At the 42d meeting of the American Society of Nephrology in San Diego this week, entitled “Renal Week,” Elisa J. Gordon, PhD, MPH, of Northwestern University presented a study on informed consent, that found that “kidney transplant consent forms are written at considerably higher reading levels than they should be.”
She is of the view that consent forms should be written at a 5th to 8th grade reading to ensure that transplant candidates are well informed about transplantation processes, understand the material, and can provide informed consent.
My concern is that many physicians see forms as a satisfactory replacement for actually sitting down with a patient and explaining, not only generalized information regarding kidney transplants but also the specific and unique condition, risks and prognosis for each patient.

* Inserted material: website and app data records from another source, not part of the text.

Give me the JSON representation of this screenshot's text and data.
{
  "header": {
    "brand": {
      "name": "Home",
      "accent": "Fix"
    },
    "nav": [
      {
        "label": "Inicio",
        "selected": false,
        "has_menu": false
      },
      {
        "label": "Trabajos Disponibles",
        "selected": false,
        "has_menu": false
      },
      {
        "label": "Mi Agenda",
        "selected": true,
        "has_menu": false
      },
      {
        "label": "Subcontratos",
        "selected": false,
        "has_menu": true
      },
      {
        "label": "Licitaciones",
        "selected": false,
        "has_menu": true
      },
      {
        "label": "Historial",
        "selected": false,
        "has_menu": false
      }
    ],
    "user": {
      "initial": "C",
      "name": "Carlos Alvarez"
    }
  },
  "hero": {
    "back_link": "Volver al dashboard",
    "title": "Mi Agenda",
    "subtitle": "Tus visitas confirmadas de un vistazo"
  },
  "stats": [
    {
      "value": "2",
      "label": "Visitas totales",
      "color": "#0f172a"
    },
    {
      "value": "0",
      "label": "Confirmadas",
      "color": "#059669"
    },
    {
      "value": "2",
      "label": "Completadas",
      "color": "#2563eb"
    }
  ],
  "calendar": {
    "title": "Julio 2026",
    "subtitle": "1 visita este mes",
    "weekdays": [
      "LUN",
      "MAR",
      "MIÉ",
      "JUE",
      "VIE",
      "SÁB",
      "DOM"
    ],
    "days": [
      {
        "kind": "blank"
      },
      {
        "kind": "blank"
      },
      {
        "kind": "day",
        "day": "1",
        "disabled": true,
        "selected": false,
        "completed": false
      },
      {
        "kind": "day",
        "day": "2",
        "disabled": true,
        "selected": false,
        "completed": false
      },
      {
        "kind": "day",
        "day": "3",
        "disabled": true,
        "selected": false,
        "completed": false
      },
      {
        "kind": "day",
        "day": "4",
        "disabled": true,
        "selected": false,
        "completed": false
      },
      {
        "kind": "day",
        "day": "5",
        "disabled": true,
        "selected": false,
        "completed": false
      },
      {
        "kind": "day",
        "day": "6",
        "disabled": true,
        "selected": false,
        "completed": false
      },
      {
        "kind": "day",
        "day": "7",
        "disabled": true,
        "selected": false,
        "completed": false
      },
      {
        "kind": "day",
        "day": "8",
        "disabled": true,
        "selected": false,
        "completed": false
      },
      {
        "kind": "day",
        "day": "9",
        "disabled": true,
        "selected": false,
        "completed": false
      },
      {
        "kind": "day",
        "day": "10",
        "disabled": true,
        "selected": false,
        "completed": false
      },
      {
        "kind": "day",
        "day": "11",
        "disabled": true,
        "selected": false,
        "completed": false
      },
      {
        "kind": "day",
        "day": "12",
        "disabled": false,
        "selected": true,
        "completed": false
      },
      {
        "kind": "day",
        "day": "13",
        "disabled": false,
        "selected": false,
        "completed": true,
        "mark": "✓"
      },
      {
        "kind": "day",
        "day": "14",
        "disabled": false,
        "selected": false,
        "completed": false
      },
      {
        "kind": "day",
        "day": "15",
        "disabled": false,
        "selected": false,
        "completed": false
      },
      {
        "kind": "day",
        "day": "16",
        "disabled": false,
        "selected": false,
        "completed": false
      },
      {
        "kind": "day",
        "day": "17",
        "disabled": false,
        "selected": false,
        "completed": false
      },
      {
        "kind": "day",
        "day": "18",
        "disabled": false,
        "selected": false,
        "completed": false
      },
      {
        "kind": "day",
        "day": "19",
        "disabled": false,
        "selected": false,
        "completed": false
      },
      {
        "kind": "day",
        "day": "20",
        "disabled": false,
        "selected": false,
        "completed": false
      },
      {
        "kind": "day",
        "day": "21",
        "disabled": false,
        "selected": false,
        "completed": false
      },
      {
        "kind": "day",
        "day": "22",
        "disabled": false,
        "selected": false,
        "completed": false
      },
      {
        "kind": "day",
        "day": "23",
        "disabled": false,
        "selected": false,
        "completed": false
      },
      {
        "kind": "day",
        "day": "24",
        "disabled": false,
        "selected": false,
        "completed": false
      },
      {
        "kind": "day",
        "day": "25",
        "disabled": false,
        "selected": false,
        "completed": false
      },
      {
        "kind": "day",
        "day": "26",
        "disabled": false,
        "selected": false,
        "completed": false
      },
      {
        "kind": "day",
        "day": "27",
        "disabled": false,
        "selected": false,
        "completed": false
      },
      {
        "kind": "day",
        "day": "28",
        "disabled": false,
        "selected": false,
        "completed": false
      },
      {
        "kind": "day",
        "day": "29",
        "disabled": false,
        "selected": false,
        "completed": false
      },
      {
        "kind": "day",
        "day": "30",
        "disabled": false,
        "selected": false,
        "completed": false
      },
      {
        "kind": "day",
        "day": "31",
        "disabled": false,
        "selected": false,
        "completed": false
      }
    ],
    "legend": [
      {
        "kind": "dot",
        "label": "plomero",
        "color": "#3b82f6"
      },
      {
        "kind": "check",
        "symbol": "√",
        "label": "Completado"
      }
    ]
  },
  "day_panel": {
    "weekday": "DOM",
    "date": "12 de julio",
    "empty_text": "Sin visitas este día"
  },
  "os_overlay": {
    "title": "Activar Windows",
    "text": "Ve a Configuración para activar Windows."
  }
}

Physicians must not labor under the impression that a form satisfies their legal and ethical obligations for a real consent based upon all material information. If the question of informed consent is ever raised in a legal setting that form will not solely provide evidence of an actual informed consent.
This process should not be delegated to a medical assistant to “get the form signed.” The format and language used should, as Dr Gordon stresses, be assessable by all. Care however must also be taken to document the informed consent process and an explanation provided of the ability and level of understanding the patient or his or her surrogate decision maker.